And what we also know is the context: thriving on uncertainty.

“A startup is a human institution designed to create a new product or service under conditions of extreme uncertainty.” Eric Ries, Lean Startup.

So it’s understandable entrepreneurs are looking for some type of guidance, a “how-to” guide. But what to make of all these frameworks and templates trying to guide new entrepreneurs and demistify the world of startups? Has anyone found the magic recipe for success, and is the list of secret ingredients adding up to a tasty dish? Well, to continue on my cooking metaphor, it all depends on the skills of the chef!

Some of the most popular frameworks from the past decade include:

  • Business Model Canvas (2010) created by Alexander Osterwalder and Yves Pigneur.

  • Lean Startup (2011), coined by Eric Ries based on lean manufacturing and Steve Blank’s “Customer Development Model”.

  • Disciplined Entrepreneurship (2013), developed by Bill Aulet based on his experience nurturing startups out of MIT for more than 9 years.

Each one of these methodologies was created with flexibility in mind. They try and provide a framework for the uncertain nature of innovation-driven enterprises. Through them, you’re encouraged to test, iterate and adjust. You build your company knowing real market needs, based on feedback and research.

What we don’t know is: do they actually work? Is an entrepreneur following the template any more likely to be successful? Is any method better than the others, at least for your specific type of startup? Is just having a methodology, any methodology, better than having none?

If you ask first-time entrepreneurs, the answer will be a resounding yes! Yet it seems the main benefit is in giving a (false?) sense of confidence: just follow steps 1, 2 and 3 and hop, you’re a unicorn!

But speak to second or third time founders and you’ll get a different answer: it’s good to have a starting point, but -as your business model will likely pivot- so will your approach.

For instance, in the Business Model Canvas, I really like how it helps highlight the strengths and weaknesses in your business model.

In Lean Startup, I like the test & learn approach, reducing risk whilst validating assumptions.

And in Disciplined Entrepreneurship, I like the business focus, especially the computations of LTV and CAC. But a 24-step approach becomes too much of an academic one if taken too literally.

In my opinion, the main added-value of these methods is they help you speak a common language, especially the language of the initiated — aka the VC community.
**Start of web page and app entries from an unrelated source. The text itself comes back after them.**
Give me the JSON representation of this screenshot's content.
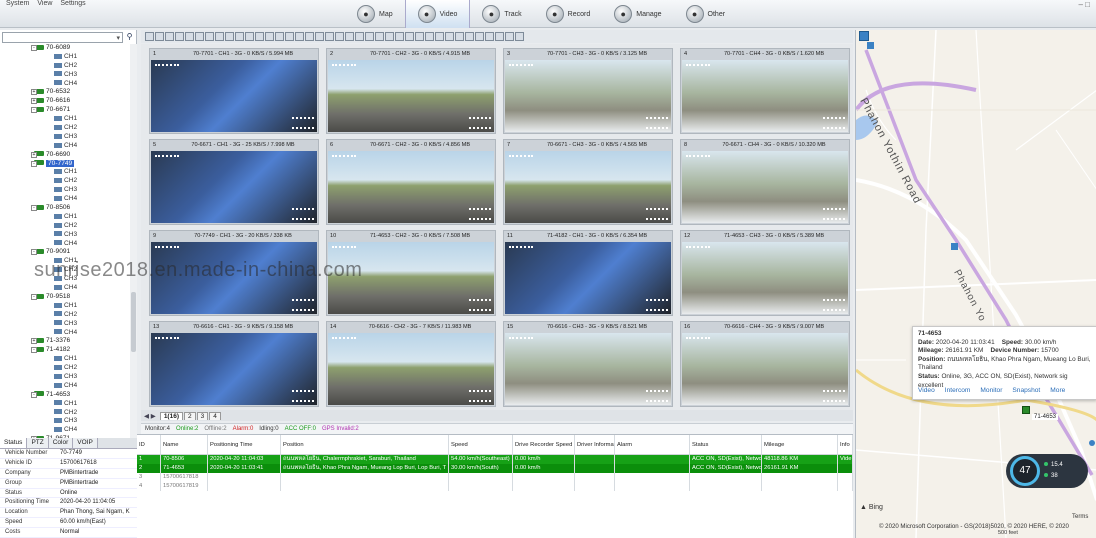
{
  "menubar": [
    "System",
    "View",
    "Settings"
  ],
  "modules": [
    {
      "label": "Map",
      "icon": "map-icon"
    },
    {
      "label": "Video",
      "icon": "video-icon",
      "active": true
    },
    {
      "label": "Track",
      "icon": "track-icon"
    },
    {
      "label": "Record",
      "icon": "record-icon"
    },
    {
      "label": "Manage",
      "icon": "manage-icon"
    },
    {
      "label": "Other",
      "icon": "other-icon"
    }
  ],
  "tree": [
    {
      "type": "dev",
      "label": "70-6089",
      "toggle": "-"
    },
    {
      "type": "ch",
      "label": "CH1"
    },
    {
      "type": "ch",
      "label": "CH2"
    },
    {
      "type": "ch",
      "label": "CH3"
    },
    {
      "type": "ch",
      "label": "CH4"
    },
    {
      "type": "dev",
      "label": "70-6532",
      "toggle": "+"
    },
    {
      "type": "dev",
      "label": "70-6616",
      "toggle": "+"
    },
    {
      "type": "dev",
      "label": "70-6671",
      "toggle": "-"
    },
    {
      "type": "ch",
      "label": "CH1"
    },
    {
      "type": "ch",
      "label": "CH2"
    },
    {
      "type": "ch",
      "label": "CH3"
    },
    {
      "type": "ch",
      "label": "CH4"
    },
    {
      "type": "dev",
      "label": "70-6690",
      "toggle": "+"
    },
    {
      "type": "dev",
      "label": "70-7749",
      "toggle": "-",
      "selected": true
    },
    {
      "type": "ch",
      "label": "CH1"
    },
    {
      "type": "ch",
      "label": "CH2"
    },
    {
      "type": "ch",
      "label": "CH3"
    },
    {
      "type": "ch",
      "label": "CH4"
    },
    {
      "type": "dev",
      "label": "70-8506",
      "toggle": "-"
    },
    {
      "type": "ch",
      "label": "CH1"
    },
    {
      "type": "ch",
      "label": "CH2"
    },
    {
      "type": "ch",
      "label": "CH3"
    },
    {
      "type": "ch",
      "label": "CH4"
    },
    {
      "type": "dev",
      "label": "70-9091",
      "toggle": "-"
    },
    {
      "type": "ch",
      "label": "CH1"
    },
    {
      "type": "ch",
      "label": "CH2"
    },
    {
      "type": "ch",
      "label": "CH3"
    },
    {
      "type": "ch",
      "label": "CH4"
    },
    {
      "type": "dev",
      "label": "70-9518",
      "toggle": "-"
    },
    {
      "type": "ch",
      "label": "CH1"
    },
    {
      "type": "ch",
      "label": "CH2"
    },
    {
      "type": "ch",
      "label": "CH3"
    },
    {
      "type": "ch",
      "label": "CH4"
    },
    {
      "type": "dev",
      "label": "71-3376",
      "toggle": "+"
    },
    {
      "type": "dev",
      "label": "71-4182",
      "toggle": "-"
    },
    {
      "type": "ch",
      "label": "CH1"
    },
    {
      "type": "ch",
      "label": "CH2"
    },
    {
      "type": "ch",
      "label": "CH3"
    },
    {
      "type": "ch",
      "label": "CH4"
    },
    {
      "type": "dev",
      "label": "71-4653",
      "toggle": "-"
    },
    {
      "type": "ch",
      "label": "CH1"
    },
    {
      "type": "ch",
      "label": "CH2"
    },
    {
      "type": "ch",
      "label": "CH3"
    },
    {
      "type": "ch",
      "label": "CH4"
    },
    {
      "type": "dev",
      "label": "71-9671",
      "toggle": "+"
    }
  ],
  "left_tabs": [
    "Status",
    "PTZ",
    "Color",
    "VOIP"
  ],
  "vehicle_info": [
    {
      "k": "Vehicle Number",
      "v": "70-7749"
    },
    {
      "k": "Vehicle ID",
      "v": "15700617618"
    },
    {
      "k": "Company",
      "v": "PMBintertrade"
    },
    {
      "k": "Group",
      "v": "PMBintertrade"
    },
    {
      "k": "Status",
      "v": "Online"
    },
    {
      "k": "Positioning Time",
      "v": "2020-04-20 11:04:05"
    },
    {
      "k": "Location",
      "v": "Phan Thong, Sai Ngam, K"
    },
    {
      "k": "Speed",
      "v": "60.00 km/h(East)"
    },
    {
      "k": "Costs",
      "v": "Normal"
    }
  ],
  "tiles": [
    {
      "n": "1",
      "cap": "70-7701 - CH1 - 3G - 0 KB/S / 5.994 MB",
      "scene": "cabin"
    },
    {
      "n": "2",
      "cap": "70-7701 - CH2 - 3G - 0 KB/S / 4.915 MB",
      "scene": "road"
    },
    {
      "n": "3",
      "cap": "70-7701 - CH3 - 3G - 0 KB/S / 3.125 MB",
      "scene": "side"
    },
    {
      "n": "4",
      "cap": "70-7701 - CH4 - 3G - 0 KB/S / 1.620 MB",
      "scene": "side"
    },
    {
      "n": "5",
      "cap": "70-6671 - CH1 - 3G - 25 KB/S / 7.998 MB",
      "scene": "cabin"
    },
    {
      "n": "6",
      "cap": "70-6671 - CH2 - 3G - 0 KB/S / 4.856 MB",
      "scene": "road"
    },
    {
      "n": "7",
      "cap": "70-6671 - CH3 - 3G - 0 KB/S / 4.565 MB",
      "scene": "road"
    },
    {
      "n": "8",
      "cap": "70-6671 - CH4 - 3G - 0 KB/S / 10.320 MB",
      "scene": "side"
    },
    {
      "n": "9",
      "cap": "70-7749 - CH1 - 3G - 20 KB/S / 338 KB",
      "scene": "cabin"
    },
    {
      "n": "10",
      "cap": "71-4653 - CH2 - 3G - 0 KB/S / 7.508 MB",
      "scene": "road"
    },
    {
      "n": "11",
      "cap": "71-4182 - CH1 - 3G - 0 KB/S / 6.354 MB",
      "scene": "cabin"
    },
    {
      "n": "12",
      "cap": "71-4653 - CH3 - 3G - 0 KB/S / 5.389 MB",
      "scene": "side"
    },
    {
      "n": "13",
      "cap": "70-6616 - CH1 - 3G - 9 KB/S / 9.158 MB",
      "scene": "cabin"
    },
    {
      "n": "14",
      "cap": "70-6616 - CH2 - 3G - 7 KB/S / 11.983 MB",
      "scene": "road"
    },
    {
      "n": "15",
      "cap": "70-6616 - CH3 - 3G - 9 KB/S / 8.521 MB",
      "scene": "side"
    },
    {
      "n": "16",
      "cap": "70-6616 - CH4 - 3G - 9 KB/S / 9.007 MB",
      "scene": "side"
    }
  ],
  "pages": [
    {
      "label": "1(16)",
      "active": true
    },
    {
      "label": "2"
    },
    {
      "label": "3"
    },
    {
      "label": "4"
    }
  ],
  "summary": [
    {
      "t": "Monitor:4",
      "color": "#333333"
    },
    {
      "t": "Online:2",
      "color": "#1a9a1a"
    },
    {
      "t": "Offline:2",
      "color": "#777777"
    },
    {
      "t": "Alarm:0",
      "color": "#d02020"
    },
    {
      "t": "Idling:0",
      "color": "#333333"
    },
    {
      "t": "ACC OFF:0",
      "color": "#1a9a1a"
    },
    {
      "t": "GPS Invalid:2",
      "color": "#b030b0"
    }
  ],
  "table": {
    "columns": [
      "ID",
      "Name",
      "Positioning Time",
      "Position",
      "Speed",
      "Drive Recorder Speed",
      "Driver Information",
      "Alarm",
      "Status",
      "Mileage",
      "Info"
    ],
    "rows": [
      {
        "style": "green",
        "cells": [
          "1",
          "70-8506",
          "2020-04-20 11:04:03",
          "ถนนพหลโยธิน, Chalermphrakiet, Saraburi, Thailand",
          "54.00 km/h(Southeast)",
          "0.00 km/h",
          "",
          "",
          "ACC ON, SD(Exist), Netwo",
          "48118.86 KM",
          "Vide"
        ]
      },
      {
        "style": "green sel",
        "cells": [
          "2",
          "71-4653",
          "2020-04-20 11:03:41",
          "ถนนพหลโยธิน, Khao Phra Ngam, Mueang Lop Buri, Lop Buri, T",
          "30.00 km/h(South)",
          "0.00 km/h",
          "",
          "",
          "ACC ON, SD(Exist), Netwo",
          "26161.91 KM",
          ""
        ]
      },
      {
        "style": "gray",
        "cells": [
          "3",
          "15700617818",
          "",
          "",
          "",
          "",
          "",
          "",
          "",
          "",
          ""
        ]
      },
      {
        "style": "gray",
        "cells": [
          "4",
          "15700617819",
          "",
          "",
          "",
          "",
          "",
          "",
          "",
          "",
          ""
        ]
      }
    ]
  },
  "map": {
    "road_label_1": "Phahon Yothin Road",
    "road_label_2": "Phahon Yo",
    "popup": {
      "title": "71-4653",
      "date_k": "Date:",
      "date_v": "2020-04-20 11:03:41",
      "speed_k": "Speed:",
      "speed_v": "30.00 km/h",
      "mileage_k": "Mileage:",
      "mileage_v": "26161.91 KM",
      "devno_k": "Device Number:",
      "devno_v": "15700",
      "pos_k": "Position:",
      "pos_v": "ถนนพหลโยธิน, Khao Phra Ngam, Mueang Lo Buri, Thailand",
      "status_k": "Status:",
      "status_v": "Online, 3G, ACC ON, SD(Exist), Network sig excellent",
      "links": [
        "Video",
        "Intercom",
        "Monitor",
        "Snapshot",
        "More"
      ]
    },
    "marker_label": "71-4653",
    "gauge_value": "47",
    "gauge_v1": "15.4",
    "gauge_v2": "38",
    "bing": "Bing",
    "copyright": "© 2020 Microsoft Corporation - GS(2018)5020, © 2020 HERE, © 2020",
    "terms": "Terms",
    "scale": "500 feet"
  },
  "watermark": "sunrise2018.en.made-in-china.com",
  "colors": {
    "online_row": "#16a116",
    "tree_selected": "#3366cc",
    "route": "#c9a6e0"
  }
}
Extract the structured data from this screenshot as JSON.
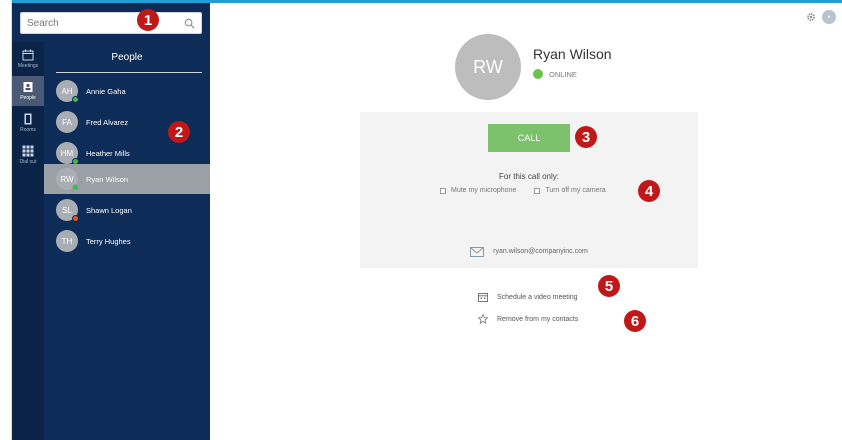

They help you sell your vision. So my take is use them to study how the startup community thinks and speaks, but pick and mix the elements that work for you.

In conclusion, explore these methodologies when you’re starting think about a startup, or when you need a new stimulus to change you thinking. They’ll give you ideas, they’ll challenge your existing assumptions and ways of working, and therein lies the real value.